  @recipe.descriptions = params[:descriptions]
  @recipe.ingredients = params[:ingredients]
  @recipe.method = params[:method]

The only problem with this is that once the form has been submitted, the user is going to be shown a blank page. Here, POST just sends the information, it doesn’t display it afterwards. After the recipe data has been processed and completed, it makes sense to show the finished recipe to the user. Conveniently, Sinatra has a nice redirect method that will take the user to another page, in this case the recipe show page. Add it to the above route to get this:

# app/controllers/application_controller.rb

post '/recipes' do
  @recipe = Recipe.new
  @recipe.title = params[:title]
  @recipe.descriptions = params[:descriptions]
  @recipe.ingredients = params[:ingredients]
  @recipe.method = params[:method]

  # show post after completion
  redirect "/recipes/#{@recipe.id}"

The redirect "/recipes/#{@recipe.id}" is going to send it to our recipe show route, get '/recipes/:id', so the user can be proud of their new creation.

And there we have, the very basics of setting up a simple Sinatra-based app using MVC concepts! There are a million things you can do with routes and a good place to get more info is right on Sinatra’s README page.

Posted on Jul 24 '18 by:

morinoko profile

Felice Forby


I'm a former Japanese translator turned full-stack web engineer. I work mostly with Ruby and Rails, and love working on both the back-end and the front-end.
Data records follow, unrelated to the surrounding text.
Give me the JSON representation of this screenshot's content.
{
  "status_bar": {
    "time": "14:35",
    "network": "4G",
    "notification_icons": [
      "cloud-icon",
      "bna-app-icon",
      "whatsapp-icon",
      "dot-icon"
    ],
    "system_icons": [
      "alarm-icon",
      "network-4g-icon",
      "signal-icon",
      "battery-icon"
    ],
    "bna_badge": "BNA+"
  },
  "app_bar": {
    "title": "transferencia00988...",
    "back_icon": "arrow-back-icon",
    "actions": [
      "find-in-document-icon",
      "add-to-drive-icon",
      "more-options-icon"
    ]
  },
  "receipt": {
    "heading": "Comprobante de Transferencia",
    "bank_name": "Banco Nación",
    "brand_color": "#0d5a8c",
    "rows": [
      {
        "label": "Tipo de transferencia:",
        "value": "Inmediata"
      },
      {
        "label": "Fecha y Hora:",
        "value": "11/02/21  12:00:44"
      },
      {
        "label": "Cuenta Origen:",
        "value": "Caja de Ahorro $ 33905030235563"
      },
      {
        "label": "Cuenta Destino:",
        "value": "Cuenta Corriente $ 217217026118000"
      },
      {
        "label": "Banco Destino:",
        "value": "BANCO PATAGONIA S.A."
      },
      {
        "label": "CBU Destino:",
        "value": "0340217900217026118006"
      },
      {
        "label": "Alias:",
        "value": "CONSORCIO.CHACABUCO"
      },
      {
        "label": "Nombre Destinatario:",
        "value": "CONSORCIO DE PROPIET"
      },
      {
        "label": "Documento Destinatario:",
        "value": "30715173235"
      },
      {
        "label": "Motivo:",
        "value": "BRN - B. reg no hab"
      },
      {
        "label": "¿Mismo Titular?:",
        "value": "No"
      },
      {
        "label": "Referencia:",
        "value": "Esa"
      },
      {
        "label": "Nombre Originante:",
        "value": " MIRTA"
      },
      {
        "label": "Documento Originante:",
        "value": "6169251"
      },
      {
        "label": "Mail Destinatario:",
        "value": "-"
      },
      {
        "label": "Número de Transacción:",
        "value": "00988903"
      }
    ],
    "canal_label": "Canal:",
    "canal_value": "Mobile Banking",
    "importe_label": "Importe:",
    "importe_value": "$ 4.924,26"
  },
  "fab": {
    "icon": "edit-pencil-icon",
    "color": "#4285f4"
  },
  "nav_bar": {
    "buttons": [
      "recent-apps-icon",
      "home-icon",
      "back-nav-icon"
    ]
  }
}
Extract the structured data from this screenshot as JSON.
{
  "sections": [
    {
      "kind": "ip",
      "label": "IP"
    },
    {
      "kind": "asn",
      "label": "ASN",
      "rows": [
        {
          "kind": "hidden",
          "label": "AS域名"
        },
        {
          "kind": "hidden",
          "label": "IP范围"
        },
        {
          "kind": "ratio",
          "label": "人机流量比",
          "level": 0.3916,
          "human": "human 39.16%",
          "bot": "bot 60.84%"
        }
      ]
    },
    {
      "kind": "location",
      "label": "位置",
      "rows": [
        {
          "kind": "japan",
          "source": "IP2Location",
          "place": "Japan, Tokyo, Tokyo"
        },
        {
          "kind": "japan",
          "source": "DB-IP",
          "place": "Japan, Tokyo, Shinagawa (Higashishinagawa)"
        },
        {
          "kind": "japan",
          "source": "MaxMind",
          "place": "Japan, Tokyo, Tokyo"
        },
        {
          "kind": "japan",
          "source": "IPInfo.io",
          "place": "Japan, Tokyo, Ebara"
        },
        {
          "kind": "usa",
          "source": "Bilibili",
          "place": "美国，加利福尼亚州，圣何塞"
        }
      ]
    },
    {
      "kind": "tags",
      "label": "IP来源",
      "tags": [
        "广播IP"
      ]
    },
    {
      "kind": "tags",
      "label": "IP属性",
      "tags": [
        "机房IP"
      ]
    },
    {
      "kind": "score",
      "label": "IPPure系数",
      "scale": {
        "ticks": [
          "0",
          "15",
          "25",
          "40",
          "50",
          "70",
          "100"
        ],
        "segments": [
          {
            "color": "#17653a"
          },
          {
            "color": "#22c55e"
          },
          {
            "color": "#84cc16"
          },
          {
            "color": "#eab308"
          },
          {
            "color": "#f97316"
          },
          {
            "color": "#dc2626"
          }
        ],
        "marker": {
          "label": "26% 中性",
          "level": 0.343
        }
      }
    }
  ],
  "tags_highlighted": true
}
I'm based in Japan :)


markdown guide

Hy, thanks for this tuts.

But, donc working for me. I don't know why, i have this warning :

''NoMethodError at /recipes/new
undefined method `find' for Recipe:Class
file: application_controller.rb location: block in class:ApplicationController line: 24''



OMG thank you!!! We need more straight forward tutorials ! This was great


Yay! I'm glad it helped!